» **What is expected**
With pictures left out, set down every record word for word.

» **Data in this exercise**
________________
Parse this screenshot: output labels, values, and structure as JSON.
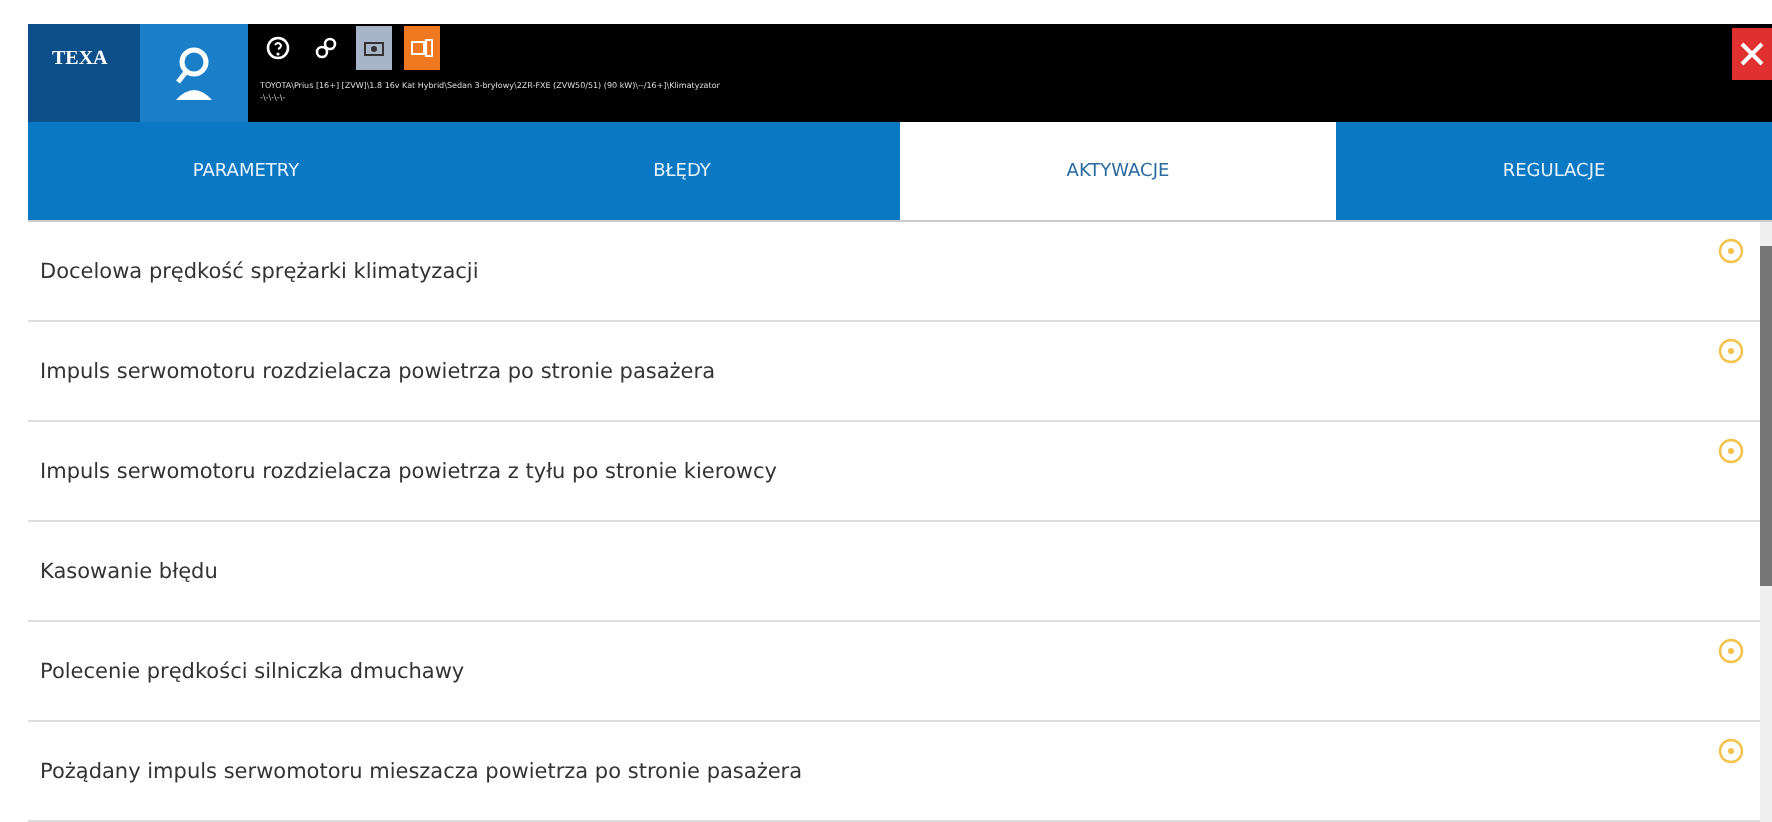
{
  "header": {
    "logo": "TEXA",
    "breadcrumb": "TOYOTA\\Prius [16+] [ZVW]\\1.8 16v Kat Hybrid\\Sedan 3-bryłowy\\2ZR-FXE (ZVW50/51) (90 kW)\\--/16+]\\Klimatyzator",
    "breadcrumb_sub": "-\\-\\-\\-\\-"
  },
  "tabs": [
    {
      "label": "PARAMETRY",
      "selected": false
    },
    {
      "label": "BŁĘDY",
      "selected": false
    },
    {
      "label": "AKTYWACJE",
      "selected": true
    },
    {
      "label": "REGULACJE",
      "selected": false
    }
  ],
  "rows": [
    {
      "label": "Docelowa prędkość sprężarki klimatyzacji",
      "info": true
    },
    {
      "label": "Impuls serwomotoru rozdzielacza powietrza po stronie pasażera",
      "info": true
    },
    {
      "label": "Impuls serwomotoru rozdzielacza powietrza z tyłu po stronie kierowcy",
      "info": true
    },
    {
      "label": "Kasowanie błędu",
      "info": false
    },
    {
      "label": "Polecenie prędkości silniczka dmuchawy",
      "info": true
    },
    {
      "label": "Pożądany impuls serwomotoru mieszacza powietrza po stronie pasażera",
      "info": true
    }
  ]
}
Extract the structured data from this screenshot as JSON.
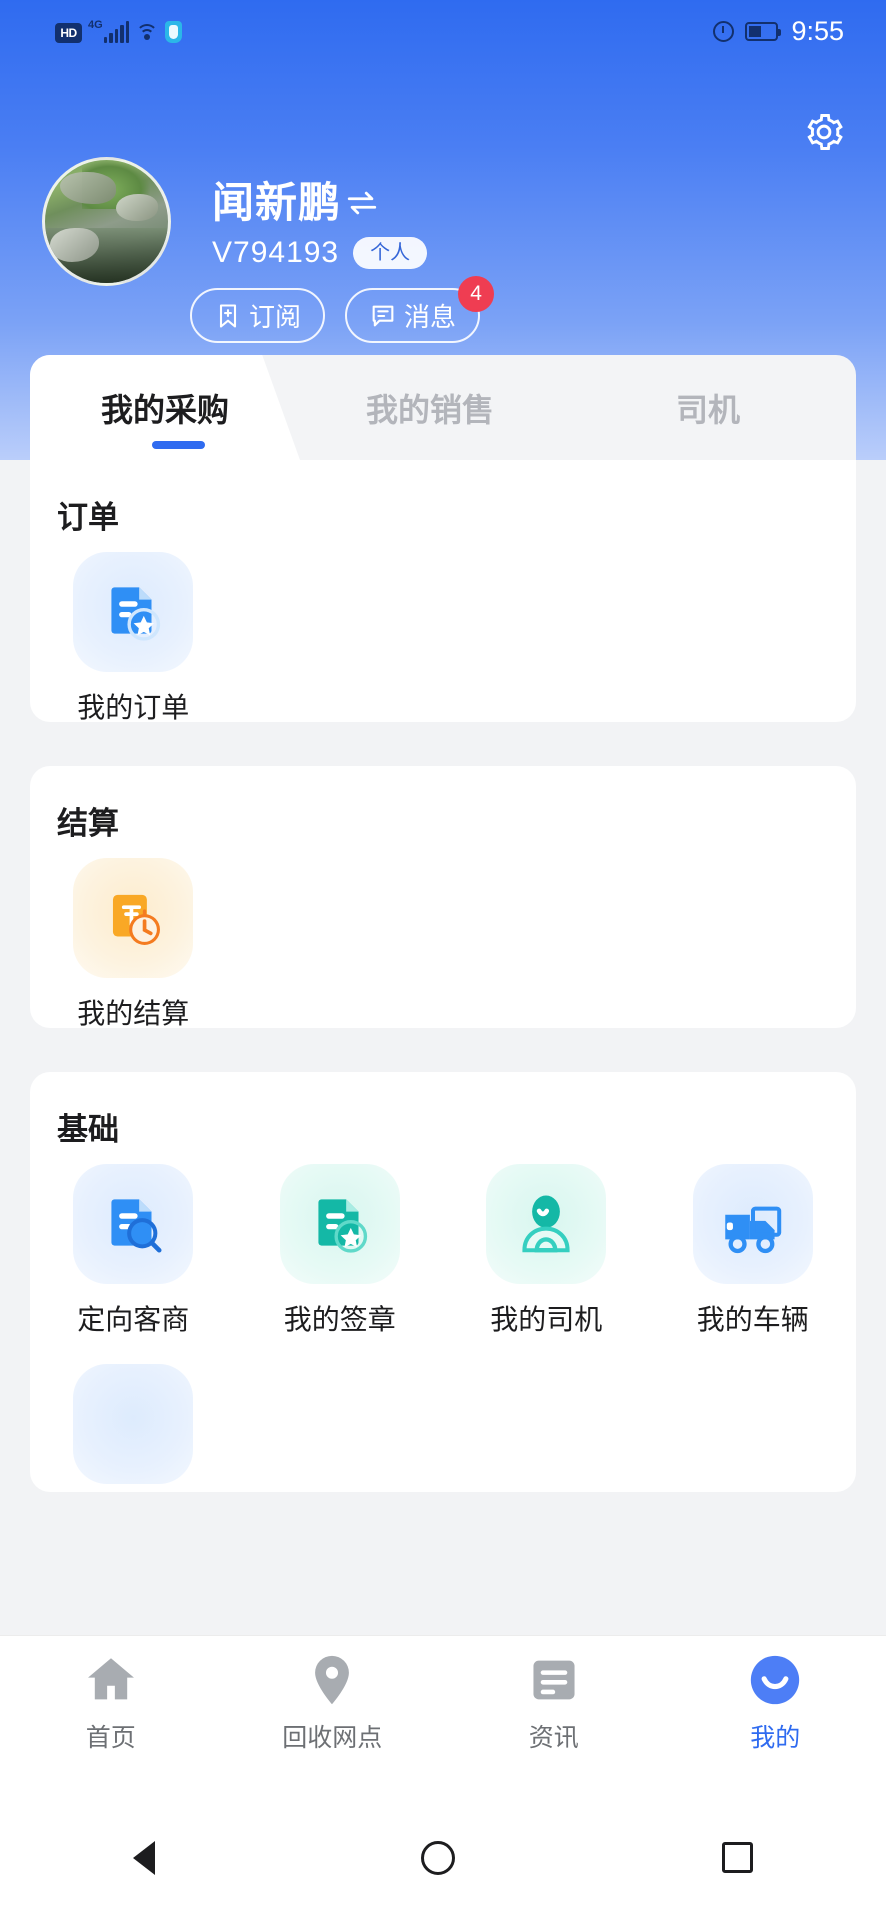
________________
» **Response to the task**
Parse this screenshot: output labels, values, and structure as JSON.
{
  "header": {
    "logo": "TEXA",
    "breadcrumb": "TOYOTA\\Prius [16+] [ZVW]\\1.8 16v Kat Hybrid\\Sedan 3-bryłowy\\2ZR-FXE (ZVW50/51) (90 kW)\\--/16+]\\Klimatyzator",
    "breadcrumb_sub": "-\\-\\-\\-\\-"
  },
  "tabs": [
    {
      "label": "PARAMETRY",
      "selected": false
    },
    {
      "label": "BŁĘDY",
      "selected": false
    },
    {
      "label": "AKTYWACJE",
      "selected": true
    },
    {
      "label": "REGULACJE",
      "selected": false
    }
  ],
  "rows": [
    {
      "label": "Docelowa prędkość sprężarki klimatyzacji",
      "info": true
    },
    {
      "label": "Impuls serwomotoru rozdzielacza powietrza po stronie pasażera",
      "info": true
    },
    {
      "label": "Impuls serwomotoru rozdzielacza powietrza z tyłu po stronie kierowcy",
      "info": true
    },
    {
      "label": "Kasowanie błędu",
      "info": false
    },
    {
      "label": "Polecenie prędkości silniczka dmuchawy",
      "info": true
    },
    {
      "label": "Pożądany impuls serwomotoru mieszacza powietrza po stronie pasażera",
      "info": true
    }
  ]
}
Extract the structured data from this screenshot as JSON.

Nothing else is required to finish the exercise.